* WHAT YOU HAVE TO DO: Below are records; work out how many of their lines contain "Disable" and give only that number.

(Interface dataset entries)
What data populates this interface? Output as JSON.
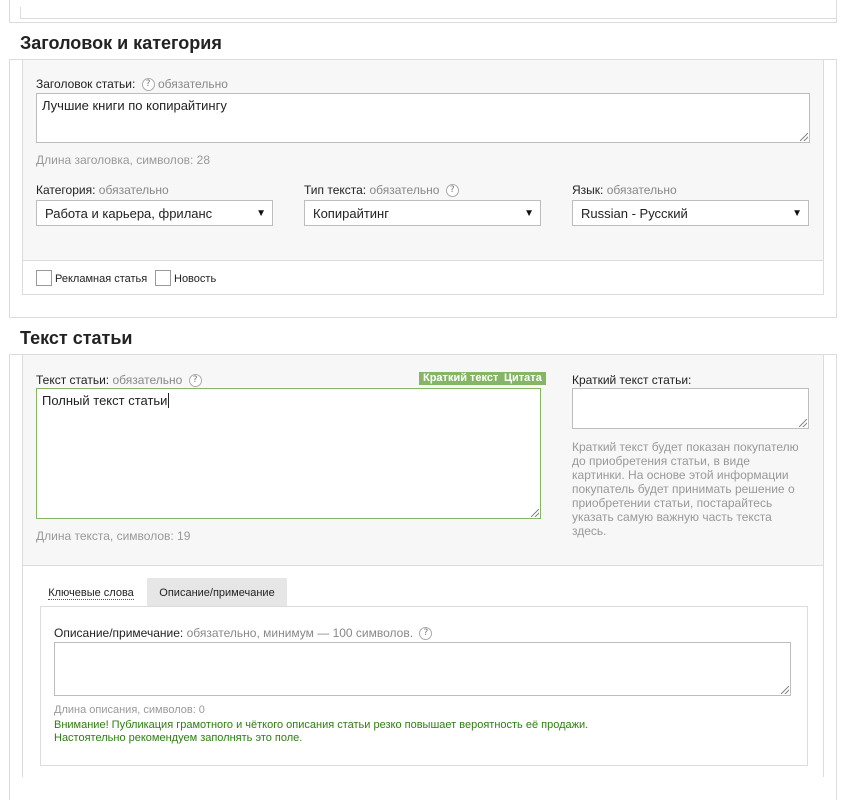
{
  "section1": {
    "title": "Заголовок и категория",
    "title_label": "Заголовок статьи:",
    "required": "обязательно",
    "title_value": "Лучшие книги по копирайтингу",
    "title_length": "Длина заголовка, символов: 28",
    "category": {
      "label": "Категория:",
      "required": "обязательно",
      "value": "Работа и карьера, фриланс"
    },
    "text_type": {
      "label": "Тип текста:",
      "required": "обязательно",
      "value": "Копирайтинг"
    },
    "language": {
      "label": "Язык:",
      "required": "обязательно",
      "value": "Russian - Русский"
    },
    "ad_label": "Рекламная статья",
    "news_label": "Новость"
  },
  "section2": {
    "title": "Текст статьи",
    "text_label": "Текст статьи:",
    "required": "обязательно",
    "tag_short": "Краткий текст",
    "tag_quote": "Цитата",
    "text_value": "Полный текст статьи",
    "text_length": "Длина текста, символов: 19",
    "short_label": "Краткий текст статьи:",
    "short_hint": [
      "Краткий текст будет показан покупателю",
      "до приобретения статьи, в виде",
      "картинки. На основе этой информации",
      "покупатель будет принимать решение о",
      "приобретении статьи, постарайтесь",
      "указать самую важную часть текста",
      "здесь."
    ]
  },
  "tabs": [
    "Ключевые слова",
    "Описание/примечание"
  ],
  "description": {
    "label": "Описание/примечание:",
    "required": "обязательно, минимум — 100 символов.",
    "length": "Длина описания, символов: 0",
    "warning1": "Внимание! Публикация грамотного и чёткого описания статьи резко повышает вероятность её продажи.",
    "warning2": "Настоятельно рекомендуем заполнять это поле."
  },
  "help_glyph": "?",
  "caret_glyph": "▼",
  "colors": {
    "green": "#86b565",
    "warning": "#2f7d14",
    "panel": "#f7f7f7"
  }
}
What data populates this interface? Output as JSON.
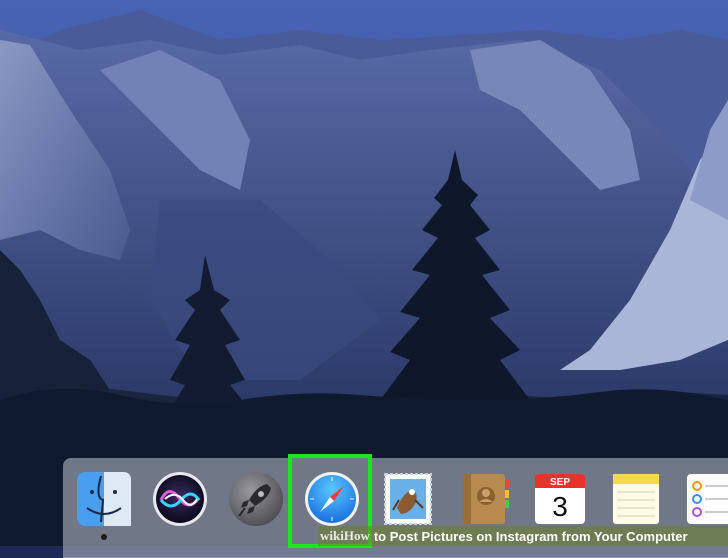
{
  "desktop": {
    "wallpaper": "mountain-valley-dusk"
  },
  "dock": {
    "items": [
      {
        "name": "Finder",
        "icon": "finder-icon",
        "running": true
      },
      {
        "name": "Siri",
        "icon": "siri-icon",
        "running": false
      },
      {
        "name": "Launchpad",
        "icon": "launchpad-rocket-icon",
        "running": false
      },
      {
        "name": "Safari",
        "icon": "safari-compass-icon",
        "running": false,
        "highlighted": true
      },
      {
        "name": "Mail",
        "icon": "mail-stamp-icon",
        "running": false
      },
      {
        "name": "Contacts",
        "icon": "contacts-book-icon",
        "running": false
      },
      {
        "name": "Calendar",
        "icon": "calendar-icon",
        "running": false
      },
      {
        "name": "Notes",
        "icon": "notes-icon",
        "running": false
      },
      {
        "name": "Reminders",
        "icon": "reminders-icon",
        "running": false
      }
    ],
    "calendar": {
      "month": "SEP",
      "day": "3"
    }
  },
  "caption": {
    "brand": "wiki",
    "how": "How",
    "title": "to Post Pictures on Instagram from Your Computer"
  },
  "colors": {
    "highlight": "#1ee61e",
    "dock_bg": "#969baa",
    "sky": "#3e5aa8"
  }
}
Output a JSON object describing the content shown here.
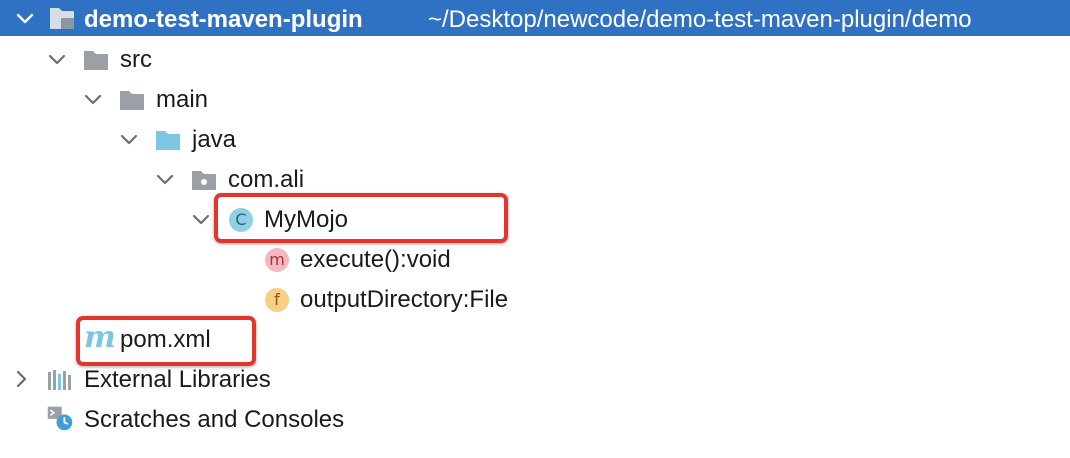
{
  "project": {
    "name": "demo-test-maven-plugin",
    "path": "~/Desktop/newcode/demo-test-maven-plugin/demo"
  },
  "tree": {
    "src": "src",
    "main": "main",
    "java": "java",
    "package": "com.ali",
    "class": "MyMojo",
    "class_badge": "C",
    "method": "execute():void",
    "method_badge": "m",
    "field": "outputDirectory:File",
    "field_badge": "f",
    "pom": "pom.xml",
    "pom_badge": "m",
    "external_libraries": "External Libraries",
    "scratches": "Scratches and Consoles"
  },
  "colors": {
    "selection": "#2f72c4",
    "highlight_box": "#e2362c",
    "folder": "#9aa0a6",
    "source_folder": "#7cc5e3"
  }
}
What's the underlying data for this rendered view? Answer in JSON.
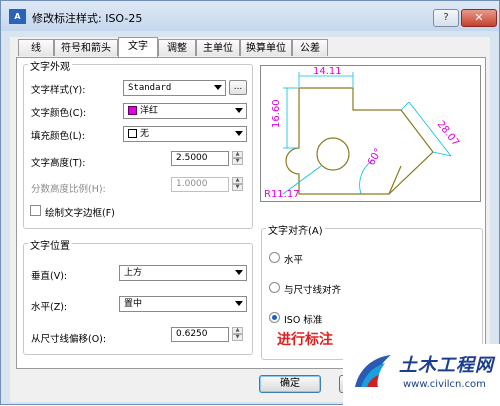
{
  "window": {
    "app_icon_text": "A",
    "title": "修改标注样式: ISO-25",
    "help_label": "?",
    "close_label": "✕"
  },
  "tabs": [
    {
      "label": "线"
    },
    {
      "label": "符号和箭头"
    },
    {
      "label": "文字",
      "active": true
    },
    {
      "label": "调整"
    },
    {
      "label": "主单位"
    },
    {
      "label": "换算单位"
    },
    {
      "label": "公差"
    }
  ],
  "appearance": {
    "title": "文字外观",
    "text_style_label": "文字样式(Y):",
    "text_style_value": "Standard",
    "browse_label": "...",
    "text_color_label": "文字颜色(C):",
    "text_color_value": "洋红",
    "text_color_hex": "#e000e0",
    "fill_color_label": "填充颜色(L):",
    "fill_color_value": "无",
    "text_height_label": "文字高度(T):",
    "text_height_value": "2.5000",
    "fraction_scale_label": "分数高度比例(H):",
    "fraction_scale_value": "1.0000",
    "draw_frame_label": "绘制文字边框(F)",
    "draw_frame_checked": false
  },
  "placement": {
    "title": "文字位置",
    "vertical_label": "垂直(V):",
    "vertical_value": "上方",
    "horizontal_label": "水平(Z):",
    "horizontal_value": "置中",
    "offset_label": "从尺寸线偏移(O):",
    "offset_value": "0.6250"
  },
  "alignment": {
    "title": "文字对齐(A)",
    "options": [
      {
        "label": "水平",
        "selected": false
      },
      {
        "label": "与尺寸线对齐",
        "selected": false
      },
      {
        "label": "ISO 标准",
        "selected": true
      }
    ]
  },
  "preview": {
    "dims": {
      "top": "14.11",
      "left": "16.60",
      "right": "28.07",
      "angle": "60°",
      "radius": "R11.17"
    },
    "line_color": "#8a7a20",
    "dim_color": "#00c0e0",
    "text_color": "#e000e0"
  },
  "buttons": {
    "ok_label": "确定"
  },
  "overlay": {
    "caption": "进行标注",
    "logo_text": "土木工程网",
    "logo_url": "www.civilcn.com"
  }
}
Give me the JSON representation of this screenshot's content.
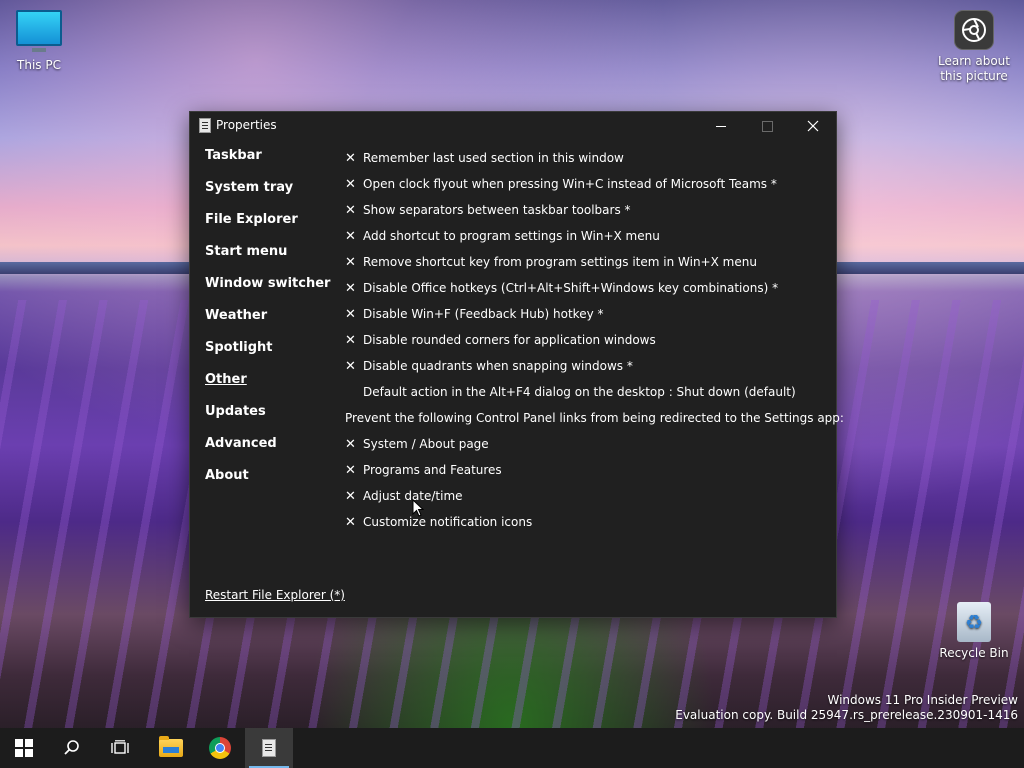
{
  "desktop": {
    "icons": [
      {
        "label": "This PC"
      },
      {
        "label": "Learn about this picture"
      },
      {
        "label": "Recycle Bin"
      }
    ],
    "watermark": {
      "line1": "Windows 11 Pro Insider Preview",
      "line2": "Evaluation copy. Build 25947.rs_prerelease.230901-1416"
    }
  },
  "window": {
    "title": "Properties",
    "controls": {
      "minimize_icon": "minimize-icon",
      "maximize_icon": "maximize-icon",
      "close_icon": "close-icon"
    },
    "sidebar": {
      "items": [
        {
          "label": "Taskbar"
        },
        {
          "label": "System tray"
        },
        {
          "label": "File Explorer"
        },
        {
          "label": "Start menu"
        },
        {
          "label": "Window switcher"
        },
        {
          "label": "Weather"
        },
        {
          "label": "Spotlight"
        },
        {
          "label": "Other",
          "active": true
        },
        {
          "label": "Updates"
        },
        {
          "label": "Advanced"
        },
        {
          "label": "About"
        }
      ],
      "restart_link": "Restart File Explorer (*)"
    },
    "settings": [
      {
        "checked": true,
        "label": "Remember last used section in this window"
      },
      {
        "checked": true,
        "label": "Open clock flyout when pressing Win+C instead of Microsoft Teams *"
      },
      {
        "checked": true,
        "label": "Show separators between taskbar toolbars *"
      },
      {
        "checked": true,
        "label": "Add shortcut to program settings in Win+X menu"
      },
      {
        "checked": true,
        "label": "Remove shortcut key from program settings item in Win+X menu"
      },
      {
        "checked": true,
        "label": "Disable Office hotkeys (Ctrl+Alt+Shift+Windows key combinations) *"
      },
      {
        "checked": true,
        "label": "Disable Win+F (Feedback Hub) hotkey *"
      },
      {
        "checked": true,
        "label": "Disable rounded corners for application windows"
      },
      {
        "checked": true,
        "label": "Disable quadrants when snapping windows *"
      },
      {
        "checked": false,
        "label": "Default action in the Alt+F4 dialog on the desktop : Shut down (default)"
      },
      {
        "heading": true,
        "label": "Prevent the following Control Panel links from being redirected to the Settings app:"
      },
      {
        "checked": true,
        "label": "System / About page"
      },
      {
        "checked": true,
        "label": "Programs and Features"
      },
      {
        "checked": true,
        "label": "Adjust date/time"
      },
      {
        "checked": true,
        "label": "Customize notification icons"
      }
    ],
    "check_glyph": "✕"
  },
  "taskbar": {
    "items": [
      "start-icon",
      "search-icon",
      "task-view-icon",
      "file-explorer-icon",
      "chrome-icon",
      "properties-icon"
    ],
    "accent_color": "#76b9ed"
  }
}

* ANSWER TO THE EXERCISE: 4